WE ALL know you’re not allowed to drive a motor vehicle while drunk.
But did you know the same rule applies for riding a horse?
Do you know when you are allowed to drive without a seatbelt?
Or that Coca Cola can give you a reading, albeit tiny, during a random breath test?
Mandurah Mail reporter Kate Hedley spent time with local traffic officers this week in a bid to debunk common myths about driving.
What she learnt surprised her, and may surprise you, too.
As long as you are driving a moving vehicle you must wear a seatbelt.
This one appears to be common sense, but if you are the driver of a reversing vehicle you may remain seatbelt-free until you are about to move forward.
There are exemptions to the seatbelt rule, but for most of us, if you’re on the road, you need a seatbelt on.
You are not allowed to drive with bare feet.
You are not only allowed to drive with bare feet, sometimes it is preferable.
High heels can get stuck in car mats and can be hazardous.
This also applies to high heels in just about every other instance.
It is illegal to eat and drink while driving.
Of course you cannot drink alcohol while driving, but you can eat and drink.
You can be booked with careless driving if eating and/or drinking interferes with your road skills.
Hold the three-course meal for the dinner table.
I won’t get a ticket for going just a couple of kilometres over the limit.
Short answer – you can, and you will.
Any driver going above the speed limit by any amount can be issued a speeding infringement.
It doesn’t matter if you’re only speeding slightly.
Rules are rules, people.
I can sit in the right hand lane if I want to.
No, you cannot!
On any carriageway with two or more lanes and a speed limit of 90km/h or more drivers must keep left unless overtaking or turning right.
It’s safe practice to keep left on any road, in any case.
It also makes for much less agitation from other drivers.

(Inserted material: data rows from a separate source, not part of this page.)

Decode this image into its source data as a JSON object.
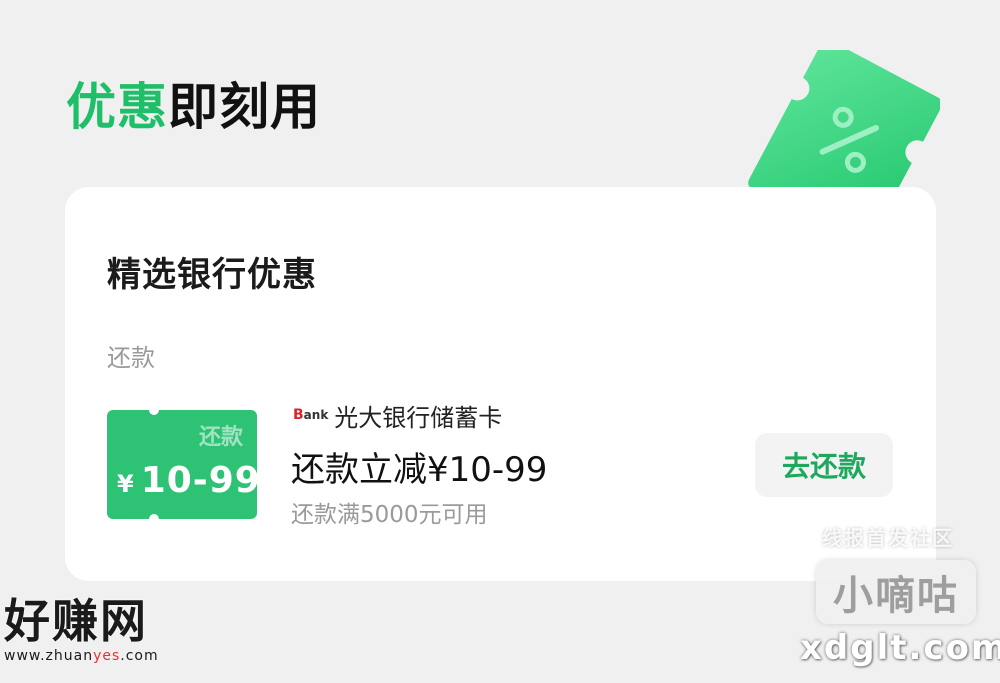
{
  "header": {
    "title_accent": "优惠",
    "title_rest": "即刻用"
  },
  "card": {
    "title": "精选银行优惠",
    "section_label": "还款",
    "offer": {
      "bank_logo_text": "ank",
      "bank_logo_letter": "B",
      "bank_name": "光大银行储蓄卡",
      "title": "还款立减¥10-99",
      "condition": "还款满5000元可用",
      "coupon_tag": "还款",
      "coupon_currency": "¥",
      "coupon_amount": "10-99",
      "action_label": "去还款"
    }
  },
  "watermarks": {
    "left_title": "好赚网",
    "left_url_prefix": "www.zhuan",
    "left_url_highlight": "yes",
    "left_url_suffix": ".com",
    "right_caption": "线报首发社区",
    "right_box": "小嘀咕",
    "right_url": "xdglt.com"
  },
  "colors": {
    "accent_green": "#1fbf69",
    "coupon_green": "#2ec275",
    "button_text": "#1da85e"
  },
  "icons": {
    "decoration": "discount-ticket-icon",
    "bank": "bank-logo-icon"
  }
}
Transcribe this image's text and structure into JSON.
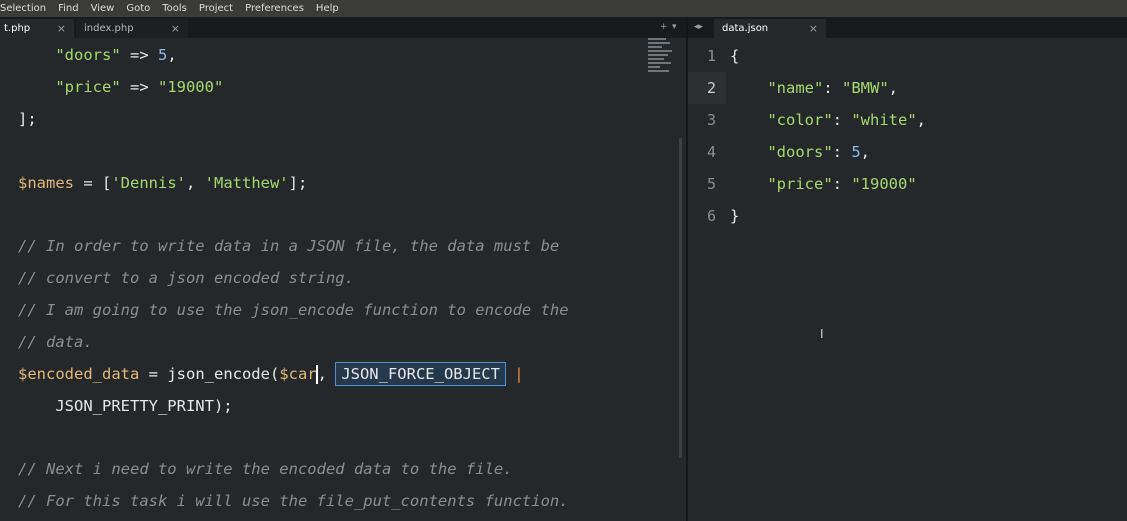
{
  "menu": [
    "Selection",
    "Find",
    "View",
    "Goto",
    "Tools",
    "Project",
    "Preferences",
    "Help"
  ],
  "left_tabs": [
    {
      "label": "t.php",
      "close": "×"
    },
    {
      "label": "index.php",
      "close": "×"
    }
  ],
  "left_tab_controls": {
    "add": "+",
    "menu": "▾"
  },
  "right_tab_controls": {
    "nav": "◂▸"
  },
  "right_tab": {
    "label": "data.json",
    "close": "×"
  },
  "left_code": {
    "doors_key": "\"doors\"",
    "arrow": " => ",
    "doors_val": "5",
    "comma": ",",
    "price_key": "\"price\"",
    "price_val": "\"19000\"",
    "close_bracket": "];",
    "names_var": "$names",
    "assign": " = [",
    "dennis": "'Dennis'",
    "sep": ", ",
    "matthew": "'Matthew'",
    "names_end": "];",
    "comment1": "// In order to write data in a JSON file, the data must be",
    "comment2": "// convert to a json encoded string.",
    "comment3": "// I am going to use the json_encode function to encode the",
    "comment4": "// data.",
    "encoded_var": "$encoded_data",
    "encoded_assign": " = json_encode(",
    "car_var": "$car",
    "car_after": ", ",
    "force_const": "JSON_FORCE_OBJECT",
    "pipe": " |",
    "pretty": "    JSON_PRETTY_PRINT);",
    "comment5": "// Next i need to write the encoded data to the file.",
    "comment6": "// For this task i will use the file_put_contents function."
  },
  "right_code": {
    "line_numbers": [
      "1",
      "2",
      "3",
      "4",
      "5",
      "6"
    ],
    "open_brace": "{",
    "name_key": "\"name\"",
    "name_val": "\"BMW\"",
    "color_key": "\"color\"",
    "color_val": "\"white\"",
    "doors_key": "\"doors\"",
    "doors_val": "5",
    "price_key": "\"price\"",
    "price_val": "\"19000\"",
    "colon": ": ",
    "comma": ",",
    "close_brace": "}"
  },
  "cursor_icon": "I"
}
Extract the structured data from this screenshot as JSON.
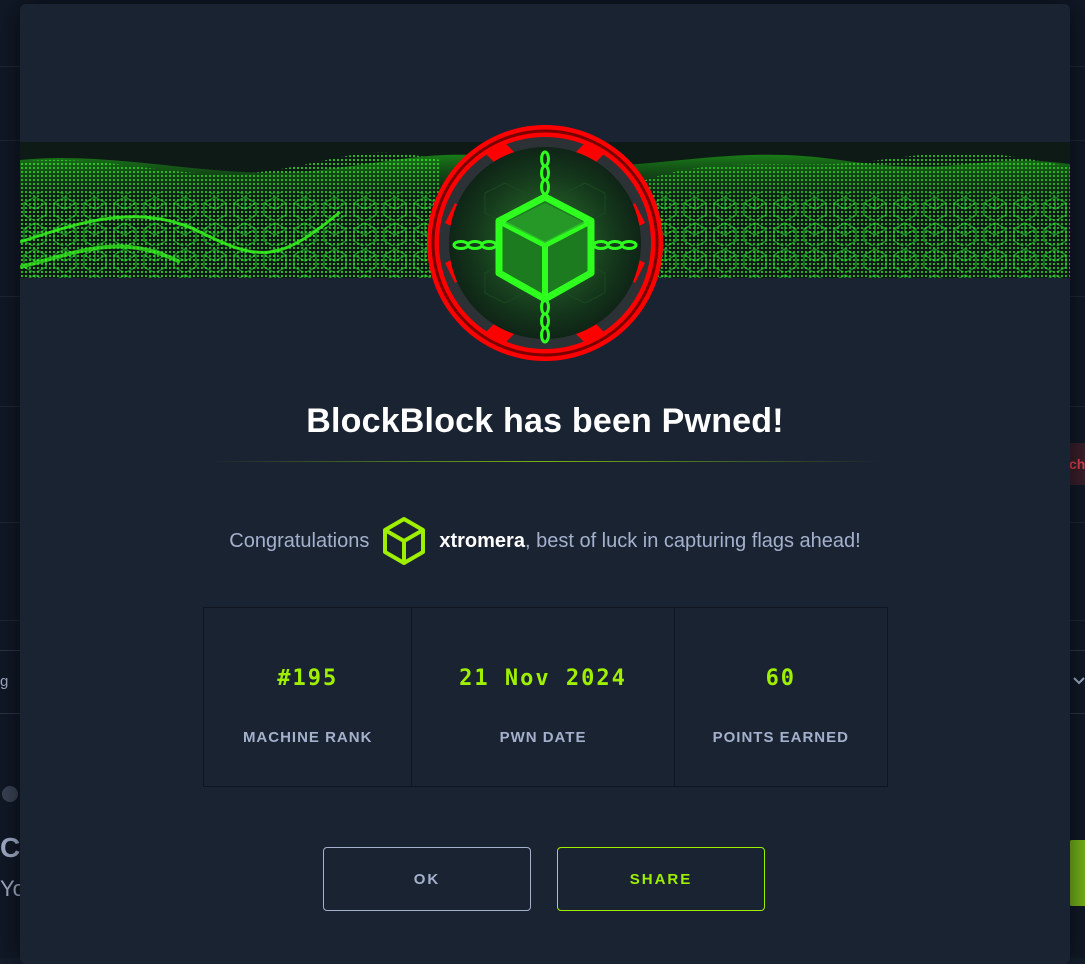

Perhaps if I flirt with the officer he won’t give me a ticket.
Police have heard it all before.
There is nothing except a legitimate medical emergency which will get you off a speeding ticket.
Officers are immune to your charms.
And if you use the ‘rushing to hospital in labour’ excuse, you’d better make sure you have a baby very, very soon.
Police officers have to stick to the speed limit, too.
All emergency services are allowed to exceed the speed limit to get to critical incidents as soon as possible.
Police are not allowed to speed for the fun of it, but if you crash your car and find yourself dangling over the edge of a cliff, wouldn’t you want them there ASAP?
There is nothing wrong with my fluffy dice.
Apart from reasons of taste, it is not okay to have anything dangling from your rear-view mirror.
You need to have clear, uninterrupted vision for driving at all times.
This means those crystals, air fresheners and pretty shiny things need to find a new home.
The fluffy dice definitely need to go.
I can ride my horse while I’m drunk.
This is an old offence that is still enforceable today.
You cannot leave the pub with a skinful, saddle up and ride home.
It’s drink riding.
And yes, you can be charged for it.
Fizzy drinks can interfere with blood alcohol readings.
It is true a breathalyser is able to record a very, very low reading from trace amounts of Coke.
But no one will ever blow over for drinking too much of the fizzy stuff.
Similarly, no amount of lemonade will bring your reading down if you are over the limit.
People have even registered small readings after using mouthwash.
At least they had nice breath.
With thanks to Peel traffic sergeant Terry Shelton and constable Keith Abbott.